Some rather wait until the child is older but most regret it. The best time is as early as possible preferable before starting school. This way it becomes a natural routine. Take advantage of your child’s eagerness to please and copy their mothers. So take advantage of this youthful willingness to help. Be patient don’t do it for her let her be. At first it isn’t going to look pretty or be done right but practice makes perfect. Don’t find fault with all she does this discourages. Avoid this at all cost.
Start by simply showing her where the tools for the job at hand is located. Explain the proper used of them. Don’t think that it’s obvious how to run the sweeper or mop.
Housework can be monotonous. This bible principle can help them understand: “For everything there is an appointed time, even a time for every affair under the heavens.” (Eccl. 3:1-8) There is a time to make beds and a time to sleep in them. There is a time to prepare a meal and a time to wash the dishes and put them away.
Explain the importance of keeping things neat, organized so things can be easier to find and this way things will last longer.
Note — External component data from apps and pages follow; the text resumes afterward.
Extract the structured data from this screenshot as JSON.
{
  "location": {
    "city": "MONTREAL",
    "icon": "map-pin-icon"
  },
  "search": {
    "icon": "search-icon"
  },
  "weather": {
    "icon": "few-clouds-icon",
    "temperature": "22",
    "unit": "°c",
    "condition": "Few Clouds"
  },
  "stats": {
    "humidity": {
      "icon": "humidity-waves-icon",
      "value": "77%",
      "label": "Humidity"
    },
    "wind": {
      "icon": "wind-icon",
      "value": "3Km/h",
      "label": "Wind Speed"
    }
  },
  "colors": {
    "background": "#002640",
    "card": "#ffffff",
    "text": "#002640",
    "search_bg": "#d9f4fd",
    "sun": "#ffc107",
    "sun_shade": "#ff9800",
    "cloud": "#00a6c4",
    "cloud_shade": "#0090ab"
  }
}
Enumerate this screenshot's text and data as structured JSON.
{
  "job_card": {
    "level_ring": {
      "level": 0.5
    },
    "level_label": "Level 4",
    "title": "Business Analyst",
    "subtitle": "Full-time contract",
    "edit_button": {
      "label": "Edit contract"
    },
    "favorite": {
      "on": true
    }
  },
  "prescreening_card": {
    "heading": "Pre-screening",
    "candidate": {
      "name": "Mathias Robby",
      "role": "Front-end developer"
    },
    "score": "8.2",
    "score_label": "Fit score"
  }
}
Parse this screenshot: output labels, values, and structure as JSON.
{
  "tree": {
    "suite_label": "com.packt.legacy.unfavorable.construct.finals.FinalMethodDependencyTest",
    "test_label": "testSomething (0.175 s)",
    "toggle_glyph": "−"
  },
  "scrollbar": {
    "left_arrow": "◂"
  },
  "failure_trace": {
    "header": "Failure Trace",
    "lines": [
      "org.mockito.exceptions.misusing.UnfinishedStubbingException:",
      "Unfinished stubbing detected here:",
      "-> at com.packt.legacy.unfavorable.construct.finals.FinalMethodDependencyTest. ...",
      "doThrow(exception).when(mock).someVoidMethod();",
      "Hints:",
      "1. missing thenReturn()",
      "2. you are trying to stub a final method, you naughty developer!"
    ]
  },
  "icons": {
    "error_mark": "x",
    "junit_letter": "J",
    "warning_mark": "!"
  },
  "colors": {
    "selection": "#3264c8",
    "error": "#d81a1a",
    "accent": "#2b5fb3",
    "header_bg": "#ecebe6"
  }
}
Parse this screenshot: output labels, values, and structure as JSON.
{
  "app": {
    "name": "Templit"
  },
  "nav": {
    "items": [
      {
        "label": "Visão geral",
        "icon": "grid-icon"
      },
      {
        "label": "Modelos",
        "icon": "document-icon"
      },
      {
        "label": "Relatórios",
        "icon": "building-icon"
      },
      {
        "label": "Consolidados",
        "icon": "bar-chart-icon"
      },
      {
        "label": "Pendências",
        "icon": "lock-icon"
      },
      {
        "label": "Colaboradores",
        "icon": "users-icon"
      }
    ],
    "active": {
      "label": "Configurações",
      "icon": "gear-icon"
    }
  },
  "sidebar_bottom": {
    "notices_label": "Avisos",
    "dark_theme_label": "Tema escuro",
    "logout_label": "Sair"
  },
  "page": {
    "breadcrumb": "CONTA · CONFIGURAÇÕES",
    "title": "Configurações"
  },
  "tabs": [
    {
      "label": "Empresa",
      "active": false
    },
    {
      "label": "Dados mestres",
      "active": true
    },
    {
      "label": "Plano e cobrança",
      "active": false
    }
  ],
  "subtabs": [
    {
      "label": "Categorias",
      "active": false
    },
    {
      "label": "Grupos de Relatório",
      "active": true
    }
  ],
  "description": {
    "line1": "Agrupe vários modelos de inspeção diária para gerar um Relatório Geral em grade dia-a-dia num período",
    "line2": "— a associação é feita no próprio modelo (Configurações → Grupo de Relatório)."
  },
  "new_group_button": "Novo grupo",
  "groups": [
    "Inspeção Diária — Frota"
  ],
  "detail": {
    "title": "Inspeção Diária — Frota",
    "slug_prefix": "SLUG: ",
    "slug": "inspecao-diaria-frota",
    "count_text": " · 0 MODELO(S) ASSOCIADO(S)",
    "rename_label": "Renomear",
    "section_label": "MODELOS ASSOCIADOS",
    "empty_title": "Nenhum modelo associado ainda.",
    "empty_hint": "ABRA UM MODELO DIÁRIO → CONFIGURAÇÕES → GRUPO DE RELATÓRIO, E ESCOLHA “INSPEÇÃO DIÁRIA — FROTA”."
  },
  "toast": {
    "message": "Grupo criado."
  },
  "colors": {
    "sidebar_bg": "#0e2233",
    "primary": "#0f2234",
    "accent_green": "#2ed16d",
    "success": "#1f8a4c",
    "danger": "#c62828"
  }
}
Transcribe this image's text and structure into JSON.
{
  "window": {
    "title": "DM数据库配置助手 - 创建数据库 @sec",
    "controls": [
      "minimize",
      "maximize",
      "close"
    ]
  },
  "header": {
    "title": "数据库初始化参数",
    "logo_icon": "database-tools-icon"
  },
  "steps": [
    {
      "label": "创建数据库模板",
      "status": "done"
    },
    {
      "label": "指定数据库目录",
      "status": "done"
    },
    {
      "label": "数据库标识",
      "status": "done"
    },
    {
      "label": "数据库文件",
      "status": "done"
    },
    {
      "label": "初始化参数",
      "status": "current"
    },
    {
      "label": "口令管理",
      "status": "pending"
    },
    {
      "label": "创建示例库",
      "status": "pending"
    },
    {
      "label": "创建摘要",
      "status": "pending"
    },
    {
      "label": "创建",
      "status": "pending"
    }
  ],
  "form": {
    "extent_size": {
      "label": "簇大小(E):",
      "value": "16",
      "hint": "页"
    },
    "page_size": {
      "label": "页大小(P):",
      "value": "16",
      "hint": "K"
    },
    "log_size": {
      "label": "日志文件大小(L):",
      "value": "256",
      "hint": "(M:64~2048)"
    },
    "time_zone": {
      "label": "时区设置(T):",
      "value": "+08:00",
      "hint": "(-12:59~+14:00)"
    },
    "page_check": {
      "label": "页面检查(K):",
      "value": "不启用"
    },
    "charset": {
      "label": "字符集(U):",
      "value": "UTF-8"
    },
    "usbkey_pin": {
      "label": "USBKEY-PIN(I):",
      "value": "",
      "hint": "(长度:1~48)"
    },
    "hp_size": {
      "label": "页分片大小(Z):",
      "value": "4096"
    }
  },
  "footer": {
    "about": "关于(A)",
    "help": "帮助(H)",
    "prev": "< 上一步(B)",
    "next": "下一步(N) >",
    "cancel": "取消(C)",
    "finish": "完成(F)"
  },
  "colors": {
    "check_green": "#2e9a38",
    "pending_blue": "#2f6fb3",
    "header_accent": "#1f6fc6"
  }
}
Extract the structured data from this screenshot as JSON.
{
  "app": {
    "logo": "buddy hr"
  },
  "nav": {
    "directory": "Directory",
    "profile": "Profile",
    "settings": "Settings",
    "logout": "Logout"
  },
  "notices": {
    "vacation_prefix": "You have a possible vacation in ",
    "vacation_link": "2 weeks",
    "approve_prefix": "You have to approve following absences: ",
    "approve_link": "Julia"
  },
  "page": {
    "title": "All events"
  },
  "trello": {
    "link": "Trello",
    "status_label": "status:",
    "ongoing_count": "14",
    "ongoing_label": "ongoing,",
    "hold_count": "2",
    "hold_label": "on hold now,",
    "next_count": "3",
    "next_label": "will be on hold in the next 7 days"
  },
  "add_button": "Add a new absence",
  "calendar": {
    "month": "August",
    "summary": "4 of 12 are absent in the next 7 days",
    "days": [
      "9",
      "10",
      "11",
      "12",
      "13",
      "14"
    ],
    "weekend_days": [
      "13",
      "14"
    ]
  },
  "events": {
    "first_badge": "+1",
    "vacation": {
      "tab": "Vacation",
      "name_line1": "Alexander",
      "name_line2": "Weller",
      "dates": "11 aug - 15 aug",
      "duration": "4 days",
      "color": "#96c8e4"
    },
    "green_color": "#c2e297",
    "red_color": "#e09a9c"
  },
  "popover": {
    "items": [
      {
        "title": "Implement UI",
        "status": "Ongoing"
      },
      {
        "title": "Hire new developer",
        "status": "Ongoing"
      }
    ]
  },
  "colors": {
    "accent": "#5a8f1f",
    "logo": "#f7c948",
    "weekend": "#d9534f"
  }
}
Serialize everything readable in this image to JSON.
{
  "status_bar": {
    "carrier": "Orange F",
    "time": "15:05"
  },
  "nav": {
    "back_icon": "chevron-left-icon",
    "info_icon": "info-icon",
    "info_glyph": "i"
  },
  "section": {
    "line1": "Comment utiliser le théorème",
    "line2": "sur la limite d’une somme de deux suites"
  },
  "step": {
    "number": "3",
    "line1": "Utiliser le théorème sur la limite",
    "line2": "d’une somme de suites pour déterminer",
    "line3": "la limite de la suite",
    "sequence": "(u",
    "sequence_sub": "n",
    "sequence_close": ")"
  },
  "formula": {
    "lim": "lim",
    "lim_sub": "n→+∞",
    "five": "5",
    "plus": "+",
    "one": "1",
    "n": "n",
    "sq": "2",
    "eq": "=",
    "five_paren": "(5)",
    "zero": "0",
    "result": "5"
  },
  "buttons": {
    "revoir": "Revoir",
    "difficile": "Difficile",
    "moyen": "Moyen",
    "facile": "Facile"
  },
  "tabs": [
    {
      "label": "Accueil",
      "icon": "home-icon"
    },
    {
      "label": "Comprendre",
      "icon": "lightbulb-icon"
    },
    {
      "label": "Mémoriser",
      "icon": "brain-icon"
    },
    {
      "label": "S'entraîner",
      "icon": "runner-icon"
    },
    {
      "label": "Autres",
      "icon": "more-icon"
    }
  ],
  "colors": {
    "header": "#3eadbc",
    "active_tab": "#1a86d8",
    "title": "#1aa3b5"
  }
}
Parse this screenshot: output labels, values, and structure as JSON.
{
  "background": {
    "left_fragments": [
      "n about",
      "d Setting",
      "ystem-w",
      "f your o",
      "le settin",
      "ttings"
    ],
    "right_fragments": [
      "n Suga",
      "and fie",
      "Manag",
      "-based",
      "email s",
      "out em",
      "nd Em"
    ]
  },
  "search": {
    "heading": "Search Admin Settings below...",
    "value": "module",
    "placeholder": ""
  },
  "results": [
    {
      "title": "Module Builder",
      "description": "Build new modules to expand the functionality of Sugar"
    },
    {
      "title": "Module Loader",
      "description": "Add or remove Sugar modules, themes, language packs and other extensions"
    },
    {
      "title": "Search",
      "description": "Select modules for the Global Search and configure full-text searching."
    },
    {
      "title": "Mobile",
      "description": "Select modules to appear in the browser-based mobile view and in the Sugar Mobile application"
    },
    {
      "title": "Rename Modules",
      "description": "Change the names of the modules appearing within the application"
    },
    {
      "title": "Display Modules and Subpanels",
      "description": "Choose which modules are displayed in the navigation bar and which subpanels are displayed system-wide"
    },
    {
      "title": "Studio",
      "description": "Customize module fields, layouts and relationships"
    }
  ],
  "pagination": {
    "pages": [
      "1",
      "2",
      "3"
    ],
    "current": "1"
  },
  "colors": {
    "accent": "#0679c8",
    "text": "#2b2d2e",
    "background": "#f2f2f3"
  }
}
Be balance the home should be a comfortable and relaxing to be in. We shouldn’t be worry about sitting and messing things up.
Washday: Sorting out the laundry, folding, getting spots out, and what detergent is better for what material. Not all have the easiness of a dryer. Have you taught her to sun dry clothing?
Does she knows the most likely places for dirt to be? The more obvious places for dirt: doors, windows and less obvious closets, corners of rooms, under furniture, and in kitchen cabinets and drawers. Dusting regularly will avoid having to have to do mayor cleaning later. Give her a cloth and have her see for herself the difference. Most likely you won’t have to repeat yourself. Let her make the bed it won’t look pretty at first but let her be. Eventually she will get better at it.
Kitchen: most don’t have a dishwasher. Teach her the importance of soaking dishes and washing items in batches. She will get done faster and make all simpler. She may not see the complete picture but when she has her own house she will thank you for it. Secular education has it’s place but we may forget the essential skills needed to make life easier. These are life lessons and skills that all professionals should know. To be a success on the job can’t come by failing miserably at home.